I recently received this email from an author who’s just had her first book published:
“This is an unnerving time for me.Â Reviews (some positive, some negative, some mixed) and reader and bookseller comments are coming at me on all sides.Â All of this conspires to create a sense of vulnerability.Â Just navigating it tends to make one thin-skinned.”
Oh honey, I know just what you mean.
Non-writers probably think that having your book go on sale means you bask in glory while rave reviews pour in and adoring fans greet you at every bookstore.Â They think it’s all champagne andÂ triumph.Â
What it really feels like is a nervous breakdown.
The anticipation ofÂ your book’s release is so much better.Â In the months before reality cruelly whaps you in the face, you can still daydream about starred reviews and bestseller lists and excited calls from your editor informing you that your sales are through the roof.Â I’ve experienced that high with every one of my books, those heady weeks when all things are possible, when you love being a writer because the work is done and now you can sit back and enjoy the fruits of your labor.
Then the daydreams start to crack and crumble away.Â Maybe it starts with a bad review in PW.Â (And I’ve had more than a few of those.)Â Then some cranky anonymous reader posts a one-star review on Amazon.Â Hey, it’s fun to throw stones at naked and vulnerable authors, becauseÂ they can’tÂ fight back.Â They just curl up into little balls and whimper.Â Then you hear from your editor that “it’s just a slow week in all the bookstores” or “maybe we should have gone with a different cover”.Â Or even worse, she stops calling you at all, because she just doesn’t want to talk to a suicidal author.Â
Oh yes, I know what all this is like because I’ve been there, done that.Â And no, it never gets easier to take.Â All it gets is more predictable.Â I allow myself the happy daydreams, but I know full well that the chances are they’ll come to nothing and I’ll end up on book tourÂ lying depressed on some hotel bed, staring up at the ceilingÂ and wondering if there isn’t some other occupation I could beÂ successful at because the writing thing is clearly not working out.Â It doesn’t matter if you’re just starting out or you’re 12 books into your career, you will probably experience thisÂ gnawing, existential doubt about your ability as a writer.Â Â And it’s no wonder you’re feeling this way, because there areÂ too many critics eager to tell you your writingÂ sucks.Â
And maybe for a day or a week or, God forbid, for the rest of your life, you believe them.
Whenever I hearÂ complaints aboutÂ “arrogant authors”, I’m surprised because I don’t know how any author could stillÂ be arrogant after having one’s ego repeatedly ripped to shreds by the critics and the marketplace.Â Perhaps the arrogant authors are young literary darlings who’veÂ heard only praise.Â The rest of us know it’s a rough and tumble out there, and no matter how many battle scars we may have, the thrust of theÂ critic’s sword still hurts.Â
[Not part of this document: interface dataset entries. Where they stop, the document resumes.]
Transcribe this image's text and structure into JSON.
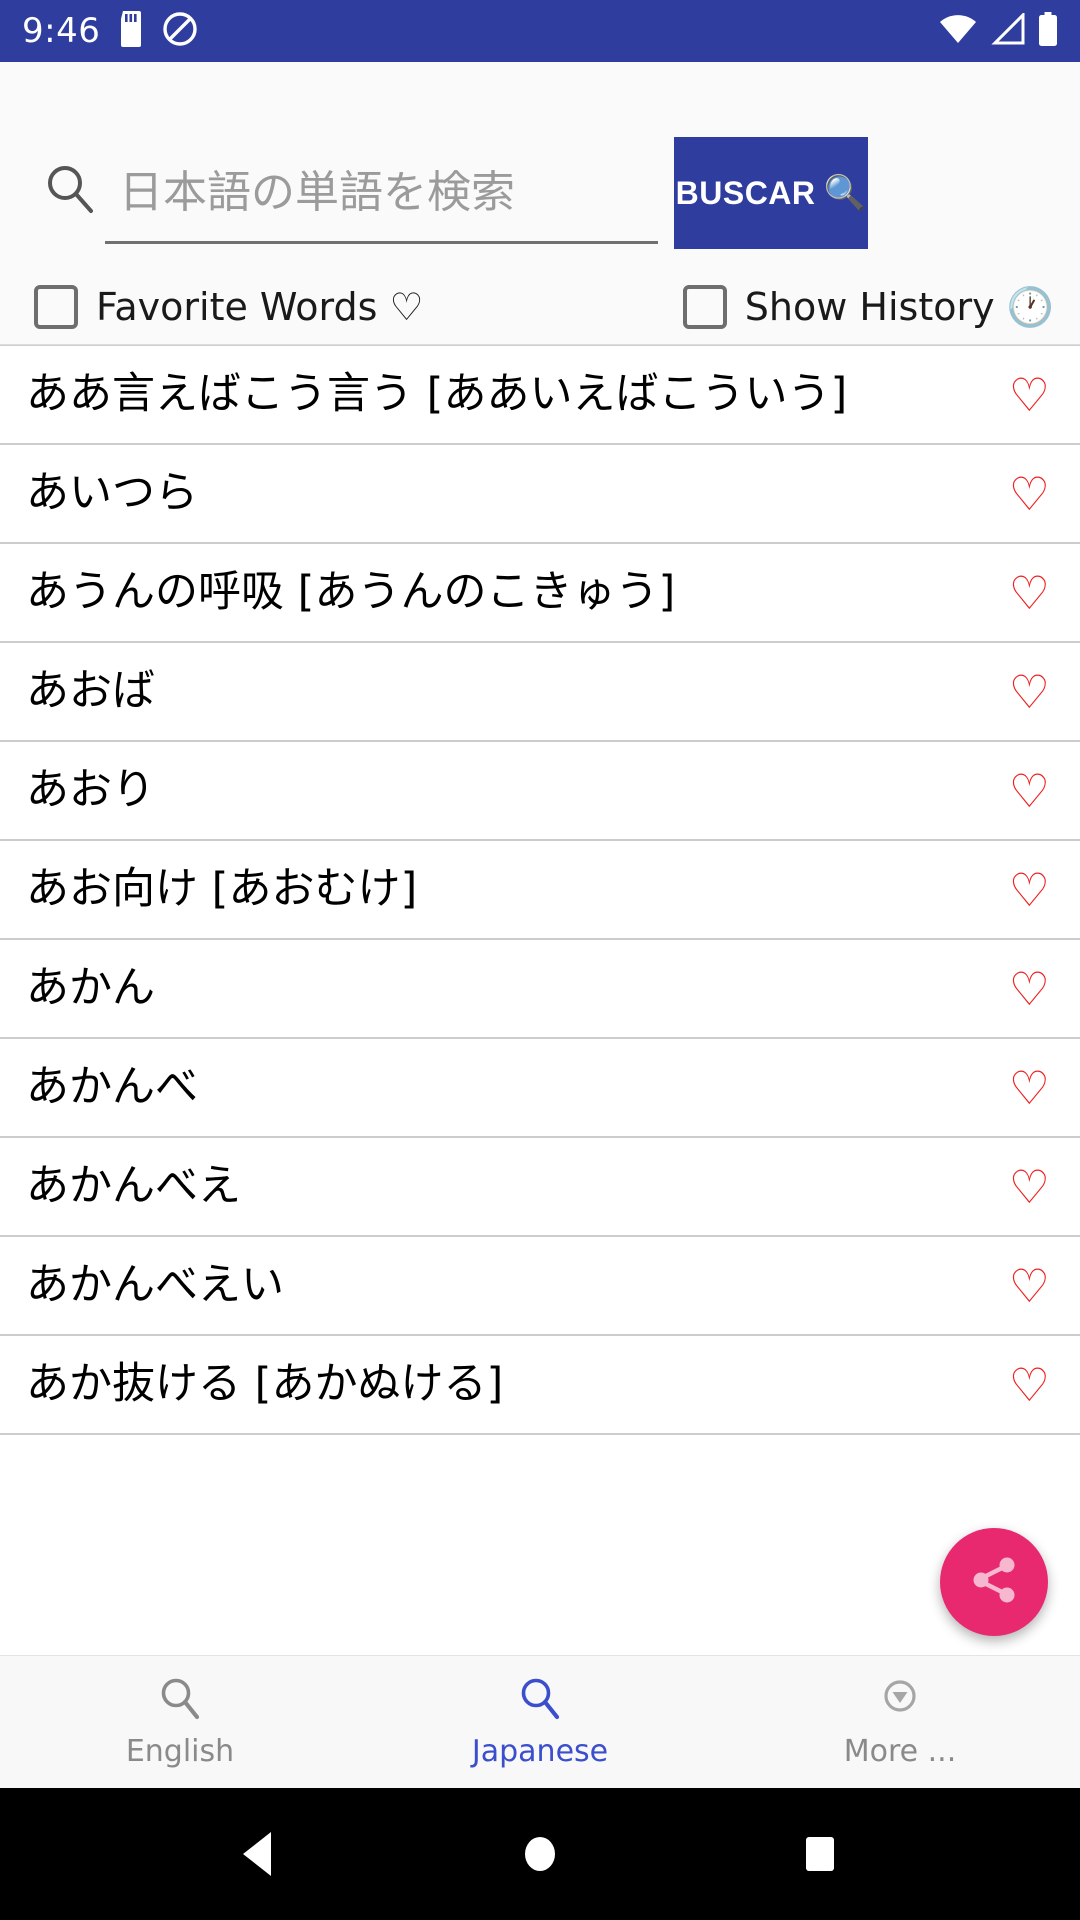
{
  "status_bar": {
    "time": "9:46",
    "left_icons": [
      "sd-card-icon",
      "do-not-disturb-icon"
    ],
    "right_icons": [
      "wifi-icon",
      "cellular-signal-icon",
      "battery-icon"
    ],
    "background_color": "#2f3e9e"
  },
  "search": {
    "placeholder": "日本語の単語を検索",
    "value": "",
    "icon": "search-icon",
    "button_label": "BUSCAR",
    "button_emoji": "🔍",
    "button_color": "#2f3e9e"
  },
  "filters": [
    {
      "label": "Favorite Words ♡",
      "checked": false,
      "name": "favorite-words"
    },
    {
      "label": "Show History 🕐",
      "checked": false,
      "name": "show-history"
    }
  ],
  "word_list": {
    "favorite_icon": "heart-outline-icon",
    "favorite_color": "#ee2020",
    "items": [
      {
        "word": "ああ言えばこう言う [ああいえばこういう]"
      },
      {
        "word": "あいつら"
      },
      {
        "word": "あうんの呼吸 [あうんのこきゅう]"
      },
      {
        "word": "あおば"
      },
      {
        "word": "あおり"
      },
      {
        "word": "あお向け [あおむけ]"
      },
      {
        "word": "あかん"
      },
      {
        "word": "あかんべ"
      },
      {
        "word": "あかんべえ"
      },
      {
        "word": "あかんべえい"
      },
      {
        "word": "あか抜ける [あかぬける]"
      }
    ]
  },
  "fab": {
    "icon": "share-icon",
    "color": "#e8296f"
  },
  "bottom_nav": {
    "active_color": "#3b4ecc",
    "inactive_color": "#8a8a8a",
    "items": [
      {
        "label": "English",
        "icon": "search-icon",
        "active": false
      },
      {
        "label": "Japanese",
        "icon": "search-icon",
        "active": true
      },
      {
        "label": "More ...",
        "icon": "chevron-down-circle-icon",
        "active": false
      }
    ]
  },
  "android_nav": {
    "buttons": [
      "back-icon",
      "home-icon",
      "recents-icon"
    ]
  }
}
If you’re a new author, this probably isn’t very encouraging to hear. ButÂ it’s got to be a comfort knowing that you’re not the onlyÂ depressed writer staring at the ceiling.